In Saudi Arabia, the significant impact in oil prices and the future of oil prices and how long the lockdown will continue will pose significant challenges to the Kingdom.  In the short- to medium-term, the spending is going to have an impact but the long-term goals are intact.

Cloud adoption

(Image credit: Future)

Cloud spending is accelerating and the regional public cloud market is expected to grow to $6.3b by 2024 from $2.6b this year, at an annual growth rate of 23%.  Covid-19 has impacted IT markets across the region but there is positive momentum in cloud adoption. While on-premises software is headed for a 10% fall this year and that is not headed to the cloud entirely, software-as-a-service (SaaS) is expected to grow 26% this year.

Hyperscalers continue to open and announce new availability zones in the region due to strong demand.

(Image credit: Future)

Risks have grown tremendously in the last two months due to remote working. The security software market is expected to grow by 3.9% to $963m this year. The endpoint security market is expected to grow by 3.8% while the network security market is expected to grow by 3.7%.

Post Covid-19, healthcare, insurance, banking, education and media sectors are expected to see a 9.4% surge in security spend while sectors such as transportation, retail, and personal and consumer are expected to see a flat or negative growth for the year.

Future of work

(Image credit: Future)

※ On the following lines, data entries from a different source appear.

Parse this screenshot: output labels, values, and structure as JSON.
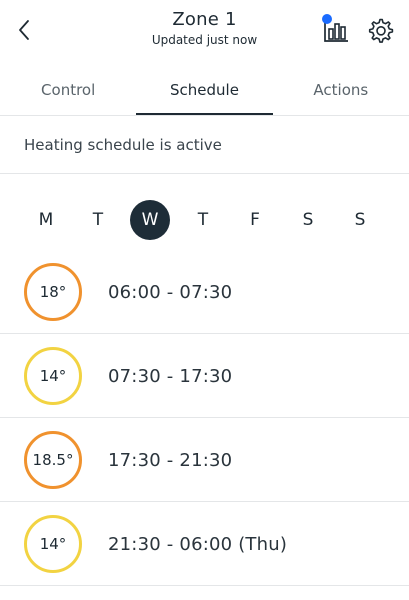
{
  "header": {
    "title": "Zone 1",
    "subtitle": "Updated just now",
    "back_icon": "chevron-left-icon",
    "stats_icon": "bar-chart-icon",
    "settings_icon": "gear-icon",
    "notification_dot_color": "#1a6bff"
  },
  "tabs": [
    {
      "label": "Control",
      "active": false
    },
    {
      "label": "Schedule",
      "active": true
    },
    {
      "label": "Actions",
      "active": false
    }
  ],
  "status": {
    "text": "Heating schedule is active"
  },
  "days": [
    {
      "label": "M",
      "selected": false
    },
    {
      "label": "T",
      "selected": false
    },
    {
      "label": "W",
      "selected": true
    },
    {
      "label": "T",
      "selected": false
    },
    {
      "label": "F",
      "selected": false
    },
    {
      "label": "S",
      "selected": false
    },
    {
      "label": "S",
      "selected": false
    }
  ],
  "colors": {
    "selected_day_bg": "#1e2d38",
    "warm": "#f0922e",
    "cool": "#f2d342"
  },
  "schedule": [
    {
      "temp": "18°",
      "range": "06:00 - 07:30",
      "level": "warm"
    },
    {
      "temp": "14°",
      "range": "07:30 - 17:30",
      "level": "cool"
    },
    {
      "temp": "18.5°",
      "range": "17:30 - 21:30",
      "level": "warm"
    },
    {
      "temp": "14°",
      "range": "21:30 - 06:00 (Thu)",
      "level": "cool"
    }
  ]
}
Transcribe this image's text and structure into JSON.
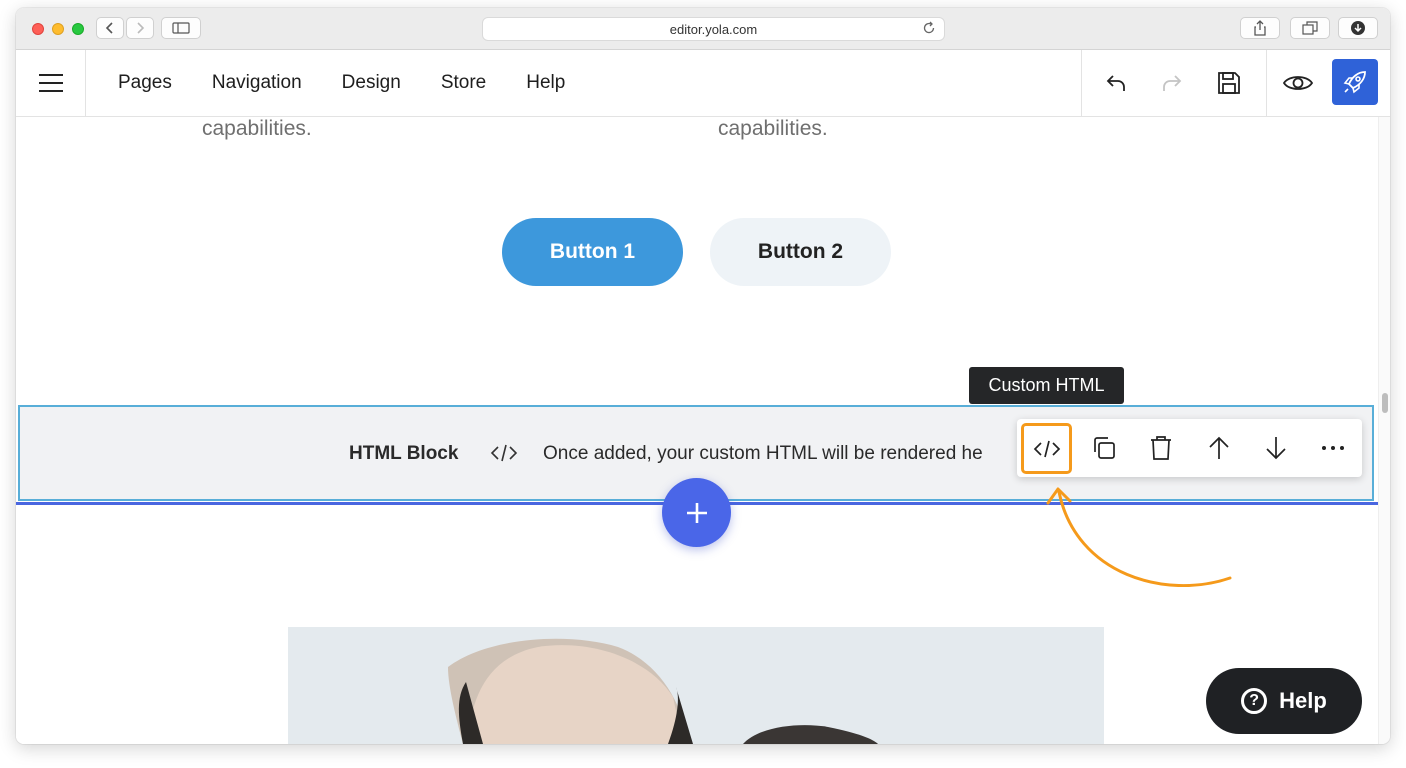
{
  "browser": {
    "url": "editor.yola.com"
  },
  "topbar": {
    "nav": [
      "Pages",
      "Navigation",
      "Design",
      "Store",
      "Help"
    ]
  },
  "content": {
    "caption_left": "capabilities.",
    "caption_right": "capabilities.",
    "button1_label": "Button 1",
    "button2_label": "Button 2",
    "tooltip": "Custom HTML",
    "html_block": {
      "title": "HTML Block",
      "text": "Once added, your custom HTML will be rendered he"
    },
    "help_label": "Help"
  },
  "colors": {
    "accent": "#4a66e8",
    "publish": "#2f62d8",
    "button1": "#3d98dc",
    "highlight": "#f59a1b",
    "block_border": "#58aed8"
  },
  "icons": {
    "toolbar": [
      "code-icon",
      "copy-icon",
      "trash-icon",
      "arrow-up-icon",
      "arrow-down-icon",
      "more-icon"
    ]
  }
}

Investments by CIOs in the next 12-18 months will focus on team collaboration applications, unified video communications and conferencing systems and digital workplaces.

Many organisations are increasing their investments in automation and robotic workers to reduce operational costs and improve efficiency.

The current crisis will accelerate workforce transformation as more non-human workers are expected into the workforce as the economy expands, building dynamic and hybrid workforce in the future.

CIO roadmap

(Image credit: Future)

(Image credit: Future)

There has been a significant shift in CIOs’ priorities.  The short- to medium-term priorities are changing. In March and April, the immediate priority was to provide immediate access to IT services and applications for remote working and strengthen technology for disaster recovery and business continuity.  Many of the priorities have decreased now as many of these initiatives have been implemented or underway.

The area where there is an increase now when compared to April is the building of new applications for consumers and employees to enable the digital experience.

In the medium- to long-term approach, there are certain changes in CIOs technology roadmap.

(Image credit: Future)